*** Opening of DATA RECORDS ***

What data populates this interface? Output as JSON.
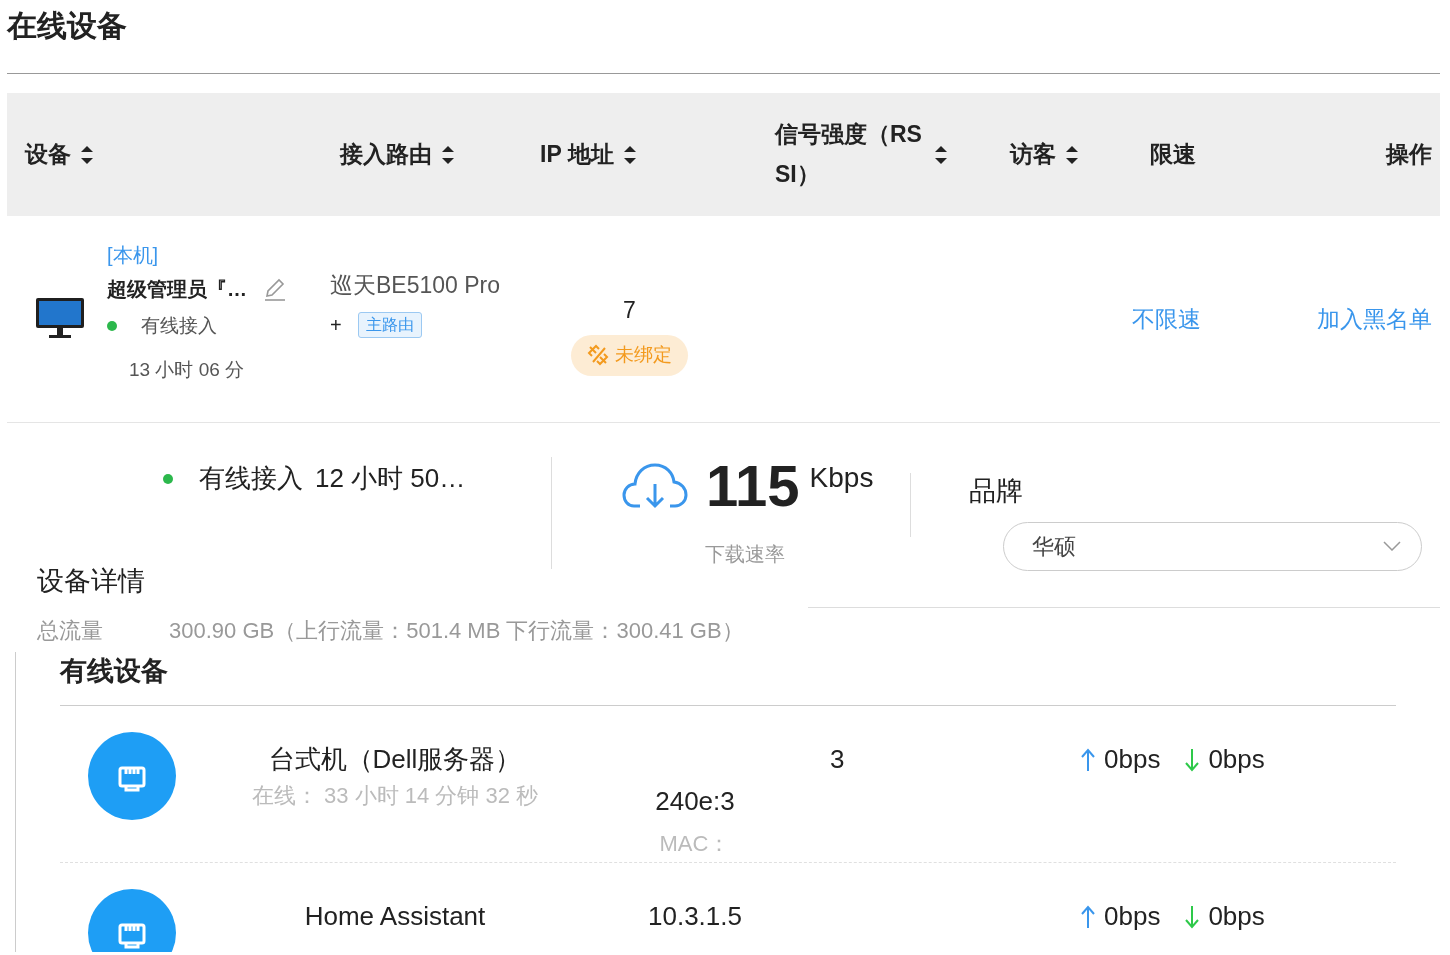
{
  "page_title": "在线设备",
  "table": {
    "columns": [
      {
        "label": "设备",
        "sortable": true
      },
      {
        "label": "接入路由",
        "sortable": true
      },
      {
        "label": "IP 地址",
        "sortable": true
      },
      {
        "label": "信号强度（RSSI）",
        "sortable": true
      },
      {
        "label": "访客",
        "sortable": true
      },
      {
        "label": "限速",
        "sortable": false
      },
      {
        "label": "操作",
        "sortable": false
      }
    ],
    "rows": [
      {
        "local_tag": "[本机]",
        "name": "超级管理员『…",
        "connection": "有线接入",
        "online_time": "13 小时 06 分",
        "router": "巡天BE5100 Pro",
        "router_add": "+",
        "router_tag": "主路由",
        "ip": "7",
        "bind_status": "未绑定",
        "speed_limit": "不限速",
        "action": "加入黑名单"
      }
    ]
  },
  "detail_strip": {
    "connection": "有线接入",
    "online_time": "12 小时 50…",
    "download_value": "115",
    "download_unit": "Kbps",
    "download_label": "下载速率",
    "brand_label": "品牌",
    "brand_value": "华硕"
  },
  "device_details": {
    "title": "设备详情",
    "total_label": "总流量",
    "total_value": "300.90 GB（上行流量：501.4 MB 下行流量：300.41 GB）"
  },
  "wired_devices": {
    "title": "有线设备",
    "items": [
      {
        "name": "台式机（Dell服务器）",
        "online": "在线：  33 小时 14 分钟 32 秒",
        "ip": "240e:3",
        "mac_label": "MAC：",
        "column_3": "3",
        "up": "0bps",
        "down": "0bps"
      },
      {
        "name": "Home Assistant",
        "ip": "10.3.1.5",
        "up": "0bps",
        "down": "0bps"
      }
    ]
  }
}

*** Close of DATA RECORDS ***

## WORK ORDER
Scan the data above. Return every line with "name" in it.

## TASK SOLUTION
        "name": "超级管理员『…",
        "name": "台式机（Dell服务器）",
        "name": "Home Assistant",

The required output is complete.